Format Book Published London: Ethnographica, in association with the National Museum, Lagos, Description p.,  p. of plates: ill. (some col.) ; 21 x 23 cm. Other titles Sacred regalia of the Olokuku of Okuku.
Uniform series. Yoruba beadwork pays homage to gods and spirits as well as tribal kings. Ornately decorated towering crowns for Yoruba kings in Nigeria. Diviners’ panels, beaded. Books shelved as yoruba: The Handbook of Yoruba Religious Concepts by Baba Ifa Karade, Olodumare: God in Yoruba Belief by E.
Bolaji Idowu, Tales of Yorub. Yoruba Beaded Art/Black History: Designs, Repetition, Rhythms and Movement Lesson Unit: Introduction The goal of The Bead Museum Education and Community Outreach Program is to present exhibitions and instruction that facilitate participants' understanding of the symbolic meaning and function of beads in diverse cultural contexts.
The Yoruba people in Western Africa make use of beads that are made of different material for the creation of crowns, bracelets, flywhisks, thrones and other ceremonial objects designated for their rulers.
The simplest beads are traded by the weight and are known as pound-beads. Most of the crowns have veils, which are shown on Beaded crowns of yoruba kings individual pages, along with the type of lining and any necessary condition reports. The birds on the very top of most of the crowns have an extension of wood or metal that inserts into a hole on the top of the crown.
The Yoruba artist: new theoretical perspectives on African arts elaborate beaded crowns, wood and ivory carvings, embroidered textiles, jewelry, and architectural works." "With twenty-seven color reproductions and eighty-one photographs - many published for the first time - accompanying essays by eighteen of the world's foremost Yoruba Pages: A large ethnic group residing primarily in southwest Nigeria, Benin, and Togo, the Yoruba believe that an oba, or ruler, is invested with earthly status and spiritualbeaded crowns such as this suggest both aspects of the oba’s identity as well as his ability to mediate between the worlds of the seen (aye) and the unseen (orun).
Background Information. For Yoruba peoples of West Africa and practitioners elsewhere, ase—the power to bring things to pass—inheres within certain people and (pronounced ah-shay) is the divine life force that is present in the beaded crowns made for Yoruba kings in Africa to honor the orisa, or deities, and exists in ritual articles made and worn by followers of Yoruba.
In his page book titled ”Ile-Ife-The Source of Yoruba Civilisation Their kings have, from very long past, worn costly beaded crowns and wielded royal scepters. No one remembers the time.Their kings have, from very long past, worn costly beaded crowns and wielded royal scepters.
No one remembers the time when the Yoruba people have not worn clothes. Their character of dignity and integrity is an ancient one. In reality, the Yoruba claim to be descendants of a great ancestor. There is no doubt at all that they have been a great.A beaded crown from the Yoruba people in Nigeria and Benin.

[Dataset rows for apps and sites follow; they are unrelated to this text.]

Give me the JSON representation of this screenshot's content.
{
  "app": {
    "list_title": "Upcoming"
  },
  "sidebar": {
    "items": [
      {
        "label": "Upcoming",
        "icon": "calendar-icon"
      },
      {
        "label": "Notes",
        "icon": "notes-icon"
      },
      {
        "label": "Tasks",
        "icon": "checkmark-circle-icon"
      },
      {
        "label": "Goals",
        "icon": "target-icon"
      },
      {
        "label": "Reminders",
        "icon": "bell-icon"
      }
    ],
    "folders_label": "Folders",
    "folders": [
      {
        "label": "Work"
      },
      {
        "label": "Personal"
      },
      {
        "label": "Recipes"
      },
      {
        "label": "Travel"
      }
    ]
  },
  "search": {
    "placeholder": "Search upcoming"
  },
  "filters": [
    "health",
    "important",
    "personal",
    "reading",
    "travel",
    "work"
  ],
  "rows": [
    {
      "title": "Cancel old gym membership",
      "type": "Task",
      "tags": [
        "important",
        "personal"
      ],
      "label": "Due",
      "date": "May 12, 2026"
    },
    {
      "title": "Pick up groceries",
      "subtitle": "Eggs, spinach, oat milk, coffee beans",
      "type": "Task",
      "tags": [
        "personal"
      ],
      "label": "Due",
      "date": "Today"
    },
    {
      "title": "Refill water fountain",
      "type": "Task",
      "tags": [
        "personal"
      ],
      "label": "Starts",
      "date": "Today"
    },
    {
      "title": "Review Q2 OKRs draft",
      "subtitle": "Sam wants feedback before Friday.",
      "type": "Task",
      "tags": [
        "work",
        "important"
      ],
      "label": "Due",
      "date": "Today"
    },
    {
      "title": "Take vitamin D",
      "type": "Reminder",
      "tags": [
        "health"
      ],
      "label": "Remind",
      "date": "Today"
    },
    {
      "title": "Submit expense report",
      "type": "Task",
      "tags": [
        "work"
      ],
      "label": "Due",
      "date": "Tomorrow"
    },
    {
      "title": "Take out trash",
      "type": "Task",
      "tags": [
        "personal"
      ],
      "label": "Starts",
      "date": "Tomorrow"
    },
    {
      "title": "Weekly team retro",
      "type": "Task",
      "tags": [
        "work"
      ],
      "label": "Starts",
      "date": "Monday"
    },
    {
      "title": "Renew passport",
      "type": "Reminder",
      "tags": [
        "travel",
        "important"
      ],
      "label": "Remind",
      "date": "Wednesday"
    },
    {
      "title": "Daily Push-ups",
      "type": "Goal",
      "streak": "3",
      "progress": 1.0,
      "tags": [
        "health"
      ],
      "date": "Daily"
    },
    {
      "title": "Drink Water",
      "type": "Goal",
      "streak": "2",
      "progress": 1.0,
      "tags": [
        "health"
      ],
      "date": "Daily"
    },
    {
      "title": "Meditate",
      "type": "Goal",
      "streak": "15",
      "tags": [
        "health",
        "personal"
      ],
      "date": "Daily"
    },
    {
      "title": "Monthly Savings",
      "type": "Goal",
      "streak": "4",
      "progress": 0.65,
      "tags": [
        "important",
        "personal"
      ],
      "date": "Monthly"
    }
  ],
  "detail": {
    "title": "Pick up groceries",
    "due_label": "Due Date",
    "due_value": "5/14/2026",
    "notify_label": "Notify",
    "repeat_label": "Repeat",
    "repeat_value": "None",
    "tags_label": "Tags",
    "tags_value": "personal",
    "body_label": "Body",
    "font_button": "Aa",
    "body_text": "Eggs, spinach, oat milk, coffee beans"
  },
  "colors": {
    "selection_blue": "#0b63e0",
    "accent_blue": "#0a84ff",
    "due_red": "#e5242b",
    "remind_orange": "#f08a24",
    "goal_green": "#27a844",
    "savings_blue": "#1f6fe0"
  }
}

This piece features a round headband with a prism-shaped crown. The piece is beaded with dark blue, turquoise, red and white seed beads in diamond and cross patterns. Beaded balls and hanging strands accent the edges of the crown.